If you've installed and used docker before, you're probably familiar with adding your computer's user account to the docker user group to allow you to control docker (and docker-compose) without needing to use sudo. For production setups it might be beneficial to maintain that level of security, but for a
Collection of somewhat random technical bits, howtos and oopsies.
Monitors and/or adapters don't always return all the supported resolutions and refresh rates to your computer. In those cases you may need to do some finagling to get the right configuration to work. On Windows you can usually rely on your graphics card's accompanying software to offer such functionality,
Whether you've cancelled a sync or something else caused it to stop or fail, you might end up in a situation where you have your destination directories riddled with temporary rsync files.

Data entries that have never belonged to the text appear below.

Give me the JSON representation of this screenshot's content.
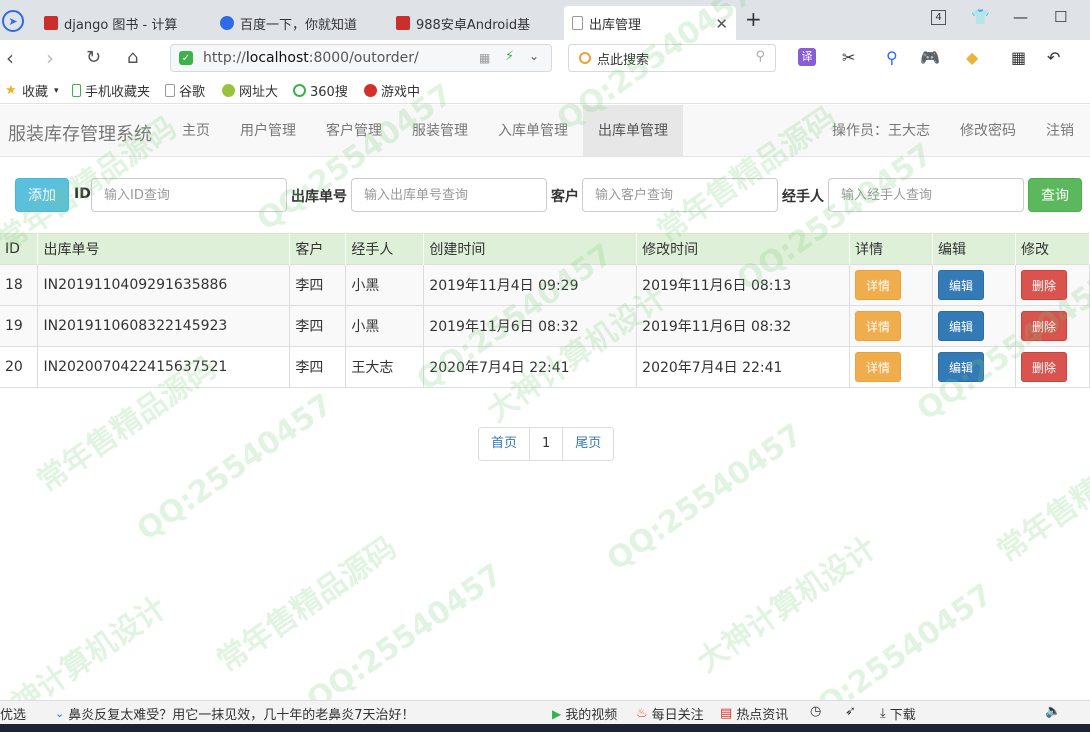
{
  "browser": {
    "tabs": [
      {
        "title": "django 图书 - 计算",
        "favicon_color": "#c9302c"
      },
      {
        "title": "百度一下，你就知道",
        "favicon_color": "#2e6be6"
      },
      {
        "title": "988安卓Android基",
        "favicon_color": "#c9302c"
      },
      {
        "title": "出库管理",
        "favicon_color": "#ffffff"
      }
    ],
    "tab_count": "4",
    "url_prefix": "http://",
    "url_host": "localhost",
    "url_path": ":8000/outorder/",
    "search_placeholder": "点此搜索",
    "bookmarks": [
      "收藏",
      "手机收藏夹",
      "谷歌",
      "网址大",
      "360搜",
      "游戏中"
    ]
  },
  "app": {
    "brand": "服装库存管理系统",
    "nav": [
      "主页",
      "用户管理",
      "客户管理",
      "服装管理",
      "入库单管理",
      "出库单管理"
    ],
    "active_nav": "出库单管理",
    "operator": "操作员：王大志",
    "change_password": "修改密码",
    "logout": "注销"
  },
  "search": {
    "add_label": "添加",
    "id_label": "ID",
    "id_placeholder": "输入ID查询",
    "order_label": "出库单号",
    "order_placeholder": "输入出库单号查询",
    "customer_label": "客户",
    "customer_placeholder": "输入客户查询",
    "handler_label": "经手人",
    "handler_placeholder": "输入经手人查询",
    "query_label": "查询",
    "colors": {
      "add": "#5bc0de",
      "query": "#5cb85c"
    }
  },
  "table": {
    "columns": [
      "ID",
      "出库单号",
      "客户",
      "经手人",
      "创建时间",
      "修改时间",
      "详情",
      "编辑",
      "修改"
    ],
    "rows": [
      {
        "id": "18",
        "order_no": "IN2019110409291635886",
        "customer": "李四",
        "handler": "小黑",
        "created": "2019年11月4日 09:29",
        "modified": "2019年11月6日 08:13"
      },
      {
        "id": "19",
        "order_no": "IN2019110608322145923",
        "customer": "李四",
        "handler": "小黑",
        "created": "2019年11月6日 08:32",
        "modified": "2019年11月6日 08:32"
      },
      {
        "id": "20",
        "order_no": "IN2020070422415637521",
        "customer": "李四",
        "handler": "王大志",
        "created": "2020年7月4日 22:41",
        "modified": "2020年7月4日 22:41"
      }
    ],
    "detail_label": "详情",
    "edit_label": "编辑",
    "delete_label": "删除"
  },
  "pagination": {
    "first": "首页",
    "page": "1",
    "last": "尾页"
  },
  "statusbar": {
    "left": "优选",
    "ad": "鼻炎反复太难受？用它一抹见效，几十年的老鼻炎7天治好！",
    "video": "我的视频",
    "follow": "每日关注",
    "news": "热点资讯",
    "download": "下载"
  },
  "watermark": {
    "text": "QQ:25540457",
    "text2": "常年售精品源码",
    "text3": "大神计算机设计"
  }
}
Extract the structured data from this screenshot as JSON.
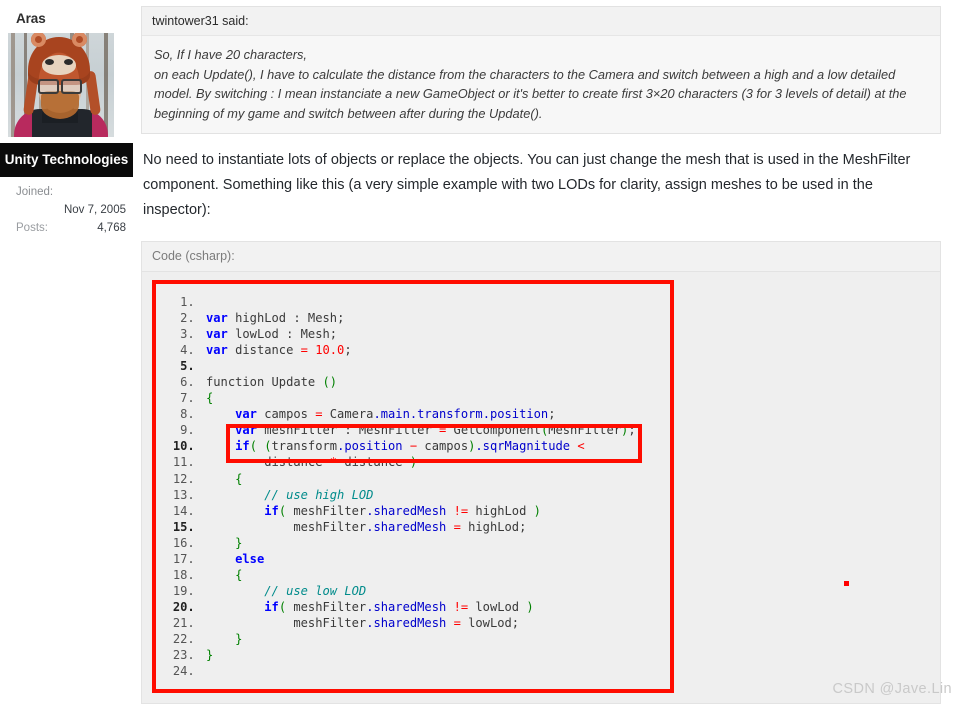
{
  "author": {
    "name": "Aras",
    "avatar_alt": "avatar-photo",
    "badge": "Unity Technologies",
    "joined_label": "Joined:",
    "joined_value": "Nov 7, 2005",
    "posts_label": "Posts:",
    "posts_value": "4,768"
  },
  "quote": {
    "header": "twintower31 said:",
    "line1": "So, If I have 20 characters,",
    "line2": "on each Update(), I have to calculate the distance from the characters to the Camera and switch between a high and a low detailed",
    "line3": "model. By switching : I mean instanciate a new GameObject or it's better to create first 3×20 characters (3 for 3 levels of detail) at the",
    "line4": "beginning of my game and switch between after during the Update()."
  },
  "reply": {
    "text": "No need to instantiate lots of objects or replace the objects. You can just change the mesh that is used in the MeshFilter component. Something like this (a very simple example with two LODs for clarity, assign meshes to be used in the inspector):"
  },
  "code_block": {
    "header": "Code (csharp):",
    "language": "csharp",
    "highlight_color": "#ff0c00",
    "bold_line_numbers": [
      5,
      10,
      15,
      20
    ],
    "lines": [
      {
        "n": 1,
        "tokens": []
      },
      {
        "n": 2,
        "tokens": [
          {
            "t": "kw",
            "v": "var"
          },
          {
            "t": "plain",
            "v": " highLod : Mesh"
          },
          {
            "t": "plain",
            "v": ";"
          }
        ]
      },
      {
        "n": 3,
        "tokens": [
          {
            "t": "kw",
            "v": "var"
          },
          {
            "t": "plain",
            "v": " lowLod : Mesh"
          },
          {
            "t": "plain",
            "v": ";"
          }
        ]
      },
      {
        "n": 4,
        "tokens": [
          {
            "t": "kw",
            "v": "var"
          },
          {
            "t": "plain",
            "v": " distance "
          },
          {
            "t": "op",
            "v": "="
          },
          {
            "t": "plain",
            "v": " "
          },
          {
            "t": "num",
            "v": "10.0"
          },
          {
            "t": "plain",
            "v": ";"
          }
        ]
      },
      {
        "n": 5,
        "tokens": []
      },
      {
        "n": 6,
        "tokens": [
          {
            "t": "plain",
            "v": "function Update "
          },
          {
            "t": "brc",
            "v": "()"
          }
        ]
      },
      {
        "n": 7,
        "tokens": [
          {
            "t": "brc",
            "v": "{"
          }
        ]
      },
      {
        "n": 8,
        "tokens": [
          {
            "t": "plain",
            "v": "    "
          },
          {
            "t": "kw",
            "v": "var"
          },
          {
            "t": "plain",
            "v": " campos "
          },
          {
            "t": "op",
            "v": "="
          },
          {
            "t": "plain",
            "v": " Camera"
          },
          {
            "t": "prop",
            "v": ".main"
          },
          {
            "t": "prop",
            "v": ".transform"
          },
          {
            "t": "prop",
            "v": ".position"
          },
          {
            "t": "plain",
            "v": ";"
          }
        ]
      },
      {
        "n": 9,
        "tokens": [
          {
            "t": "plain",
            "v": "    "
          },
          {
            "t": "kw",
            "v": "var"
          },
          {
            "t": "plain",
            "v": " meshFilter : MeshFilter "
          },
          {
            "t": "op",
            "v": "="
          },
          {
            "t": "plain",
            "v": " GetComponent"
          },
          {
            "t": "brc",
            "v": "("
          },
          {
            "t": "plain",
            "v": "MeshFilter"
          },
          {
            "t": "brc",
            "v": ")"
          },
          {
            "t": "plain",
            "v": ";"
          }
        ]
      },
      {
        "n": 10,
        "tokens": [
          {
            "t": "plain",
            "v": "    "
          },
          {
            "t": "kw",
            "v": "if"
          },
          {
            "t": "brc",
            "v": "("
          },
          {
            "t": "plain",
            "v": " "
          },
          {
            "t": "brc",
            "v": "("
          },
          {
            "t": "plain",
            "v": "transform"
          },
          {
            "t": "prop",
            "v": ".position"
          },
          {
            "t": "plain",
            "v": " "
          },
          {
            "t": "op",
            "v": "−"
          },
          {
            "t": "plain",
            "v": " campos"
          },
          {
            "t": "brc",
            "v": ")"
          },
          {
            "t": "prop",
            "v": ".sqrMagnitude"
          },
          {
            "t": "plain",
            "v": " "
          },
          {
            "t": "op",
            "v": "<"
          }
        ]
      },
      {
        "n": 11,
        "tokens": [
          {
            "t": "plain",
            "v": "        distance "
          },
          {
            "t": "op",
            "v": "*"
          },
          {
            "t": "plain",
            "v": " distance "
          },
          {
            "t": "brc",
            "v": ")"
          }
        ]
      },
      {
        "n": 12,
        "tokens": [
          {
            "t": "plain",
            "v": "    "
          },
          {
            "t": "brc",
            "v": "{"
          }
        ]
      },
      {
        "n": 13,
        "tokens": [
          {
            "t": "plain",
            "v": "        "
          },
          {
            "t": "cmt",
            "v": "// use high LOD"
          }
        ]
      },
      {
        "n": 14,
        "tokens": [
          {
            "t": "plain",
            "v": "        "
          },
          {
            "t": "kw",
            "v": "if"
          },
          {
            "t": "brc",
            "v": "("
          },
          {
            "t": "plain",
            "v": " meshFilter"
          },
          {
            "t": "prop",
            "v": ".sharedMesh"
          },
          {
            "t": "plain",
            "v": " "
          },
          {
            "t": "op",
            "v": "!="
          },
          {
            "t": "plain",
            "v": " highLod "
          },
          {
            "t": "brc",
            "v": ")"
          }
        ]
      },
      {
        "n": 15,
        "tokens": [
          {
            "t": "plain",
            "v": "            meshFilter"
          },
          {
            "t": "prop",
            "v": ".sharedMesh"
          },
          {
            "t": "plain",
            "v": " "
          },
          {
            "t": "op",
            "v": "="
          },
          {
            "t": "plain",
            "v": " highLod;"
          }
        ]
      },
      {
        "n": 16,
        "tokens": [
          {
            "t": "plain",
            "v": "    "
          },
          {
            "t": "brc",
            "v": "}"
          }
        ]
      },
      {
        "n": 17,
        "tokens": [
          {
            "t": "plain",
            "v": "    "
          },
          {
            "t": "kw",
            "v": "else"
          }
        ]
      },
      {
        "n": 18,
        "tokens": [
          {
            "t": "plain",
            "v": "    "
          },
          {
            "t": "brc",
            "v": "{"
          }
        ]
      },
      {
        "n": 19,
        "tokens": [
          {
            "t": "plain",
            "v": "        "
          },
          {
            "t": "cmt",
            "v": "// use low LOD"
          }
        ]
      },
      {
        "n": 20,
        "tokens": [
          {
            "t": "plain",
            "v": "        "
          },
          {
            "t": "kw",
            "v": "if"
          },
          {
            "t": "brc",
            "v": "("
          },
          {
            "t": "plain",
            "v": " meshFilter"
          },
          {
            "t": "prop",
            "v": ".sharedMesh"
          },
          {
            "t": "plain",
            "v": " "
          },
          {
            "t": "op",
            "v": "!="
          },
          {
            "t": "plain",
            "v": " lowLod "
          },
          {
            "t": "brc",
            "v": ")"
          }
        ]
      },
      {
        "n": 21,
        "tokens": [
          {
            "t": "plain",
            "v": "            meshFilter"
          },
          {
            "t": "prop",
            "v": ".sharedMesh"
          },
          {
            "t": "plain",
            "v": " "
          },
          {
            "t": "op",
            "v": "="
          },
          {
            "t": "plain",
            "v": " lowLod;"
          }
        ]
      },
      {
        "n": 22,
        "tokens": [
          {
            "t": "plain",
            "v": "    "
          },
          {
            "t": "brc",
            "v": "}"
          }
        ]
      },
      {
        "n": 23,
        "tokens": [
          {
            "t": "brc",
            "v": "}"
          }
        ]
      },
      {
        "n": 24,
        "tokens": []
      }
    ]
  },
  "annotations": {
    "red_dot": "red-dot-marker"
  },
  "watermark": "CSDN @Jave.Lin"
}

While you might be able to rely on rsync's own --delete-during or --delete-after options, there might be situations